**TASK DESCRIPTION:** Each line of the records containing "Custom" is to be copied out and returned.

___ AVAILABLE RECORDS ___

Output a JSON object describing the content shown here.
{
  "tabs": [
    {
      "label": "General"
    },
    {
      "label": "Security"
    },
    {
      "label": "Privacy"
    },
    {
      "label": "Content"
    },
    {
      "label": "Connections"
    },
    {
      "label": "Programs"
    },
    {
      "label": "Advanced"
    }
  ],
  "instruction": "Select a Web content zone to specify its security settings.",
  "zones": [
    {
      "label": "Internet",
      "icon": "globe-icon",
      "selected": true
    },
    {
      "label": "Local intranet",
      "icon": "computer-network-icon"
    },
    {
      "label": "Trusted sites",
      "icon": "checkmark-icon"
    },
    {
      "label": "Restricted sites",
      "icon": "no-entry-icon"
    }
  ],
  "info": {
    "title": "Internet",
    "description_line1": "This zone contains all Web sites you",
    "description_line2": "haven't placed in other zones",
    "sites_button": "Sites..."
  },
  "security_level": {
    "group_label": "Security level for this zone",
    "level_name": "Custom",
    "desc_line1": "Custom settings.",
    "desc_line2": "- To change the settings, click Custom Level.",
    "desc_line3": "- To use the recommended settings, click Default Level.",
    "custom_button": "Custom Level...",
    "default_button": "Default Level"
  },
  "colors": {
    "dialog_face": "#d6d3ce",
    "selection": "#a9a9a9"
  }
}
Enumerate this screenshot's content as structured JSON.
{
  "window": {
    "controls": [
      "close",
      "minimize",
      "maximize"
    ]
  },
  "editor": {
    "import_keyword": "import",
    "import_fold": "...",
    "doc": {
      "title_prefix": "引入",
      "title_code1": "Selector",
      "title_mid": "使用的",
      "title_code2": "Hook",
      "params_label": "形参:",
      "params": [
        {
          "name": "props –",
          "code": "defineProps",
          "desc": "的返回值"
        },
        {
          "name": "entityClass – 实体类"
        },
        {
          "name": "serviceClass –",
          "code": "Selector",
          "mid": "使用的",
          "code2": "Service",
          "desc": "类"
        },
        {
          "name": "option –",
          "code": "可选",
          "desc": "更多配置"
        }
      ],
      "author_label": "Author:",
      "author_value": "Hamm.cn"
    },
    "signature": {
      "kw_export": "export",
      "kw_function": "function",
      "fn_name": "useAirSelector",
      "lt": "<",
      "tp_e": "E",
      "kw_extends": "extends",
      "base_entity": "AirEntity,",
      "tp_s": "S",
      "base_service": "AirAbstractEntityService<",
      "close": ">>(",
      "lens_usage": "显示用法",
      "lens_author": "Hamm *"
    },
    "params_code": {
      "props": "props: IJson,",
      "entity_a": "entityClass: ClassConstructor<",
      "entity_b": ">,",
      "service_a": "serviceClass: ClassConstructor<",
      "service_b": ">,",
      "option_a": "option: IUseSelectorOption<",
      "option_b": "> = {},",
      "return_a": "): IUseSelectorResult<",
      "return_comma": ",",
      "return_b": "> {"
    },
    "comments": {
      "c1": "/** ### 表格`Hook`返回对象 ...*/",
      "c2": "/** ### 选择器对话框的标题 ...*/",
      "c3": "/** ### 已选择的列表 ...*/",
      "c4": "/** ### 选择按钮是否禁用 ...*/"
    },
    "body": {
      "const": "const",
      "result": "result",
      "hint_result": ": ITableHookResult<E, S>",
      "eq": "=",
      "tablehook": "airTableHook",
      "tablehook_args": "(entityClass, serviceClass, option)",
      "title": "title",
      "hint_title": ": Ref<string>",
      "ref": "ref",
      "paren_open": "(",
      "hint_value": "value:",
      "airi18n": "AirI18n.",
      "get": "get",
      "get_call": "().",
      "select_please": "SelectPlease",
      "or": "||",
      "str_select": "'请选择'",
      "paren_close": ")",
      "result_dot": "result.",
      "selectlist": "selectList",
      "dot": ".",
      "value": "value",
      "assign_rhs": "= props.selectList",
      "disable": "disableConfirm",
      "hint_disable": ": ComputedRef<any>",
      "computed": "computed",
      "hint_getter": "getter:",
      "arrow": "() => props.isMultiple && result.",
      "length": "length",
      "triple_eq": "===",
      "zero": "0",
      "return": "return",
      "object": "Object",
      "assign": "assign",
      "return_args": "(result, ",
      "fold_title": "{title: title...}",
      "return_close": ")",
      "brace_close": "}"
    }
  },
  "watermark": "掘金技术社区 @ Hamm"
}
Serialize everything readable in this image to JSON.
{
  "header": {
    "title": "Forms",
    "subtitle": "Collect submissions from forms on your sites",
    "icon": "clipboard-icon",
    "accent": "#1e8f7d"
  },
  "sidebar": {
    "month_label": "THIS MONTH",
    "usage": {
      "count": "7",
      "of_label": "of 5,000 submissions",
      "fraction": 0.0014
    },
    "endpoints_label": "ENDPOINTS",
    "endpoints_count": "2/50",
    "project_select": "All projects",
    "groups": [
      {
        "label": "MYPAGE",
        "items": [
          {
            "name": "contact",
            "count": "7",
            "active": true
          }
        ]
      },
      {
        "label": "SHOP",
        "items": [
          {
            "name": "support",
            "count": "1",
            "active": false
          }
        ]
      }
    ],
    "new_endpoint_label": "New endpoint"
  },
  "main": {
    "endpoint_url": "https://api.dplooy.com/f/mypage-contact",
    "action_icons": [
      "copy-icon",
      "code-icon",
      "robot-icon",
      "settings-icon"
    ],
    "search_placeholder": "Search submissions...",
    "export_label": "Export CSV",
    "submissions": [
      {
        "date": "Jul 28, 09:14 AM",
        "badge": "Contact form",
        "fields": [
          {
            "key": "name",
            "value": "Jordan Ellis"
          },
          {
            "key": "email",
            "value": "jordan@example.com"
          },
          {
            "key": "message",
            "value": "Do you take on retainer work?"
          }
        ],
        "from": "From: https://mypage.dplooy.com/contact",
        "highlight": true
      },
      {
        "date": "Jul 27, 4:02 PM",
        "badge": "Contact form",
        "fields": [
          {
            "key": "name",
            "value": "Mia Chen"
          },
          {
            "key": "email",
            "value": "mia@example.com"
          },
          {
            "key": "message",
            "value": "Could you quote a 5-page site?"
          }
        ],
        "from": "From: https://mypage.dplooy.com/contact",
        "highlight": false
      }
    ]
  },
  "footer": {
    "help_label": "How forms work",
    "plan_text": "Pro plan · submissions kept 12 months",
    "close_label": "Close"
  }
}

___

**SOLUTION TO THIS EXERCISE:**
    "level_name": "Custom",
    "desc_line1": "Custom settings.",
    "desc_line2": "- To change the settings, click Custom Level.",
    "custom_button": "Custom Level...",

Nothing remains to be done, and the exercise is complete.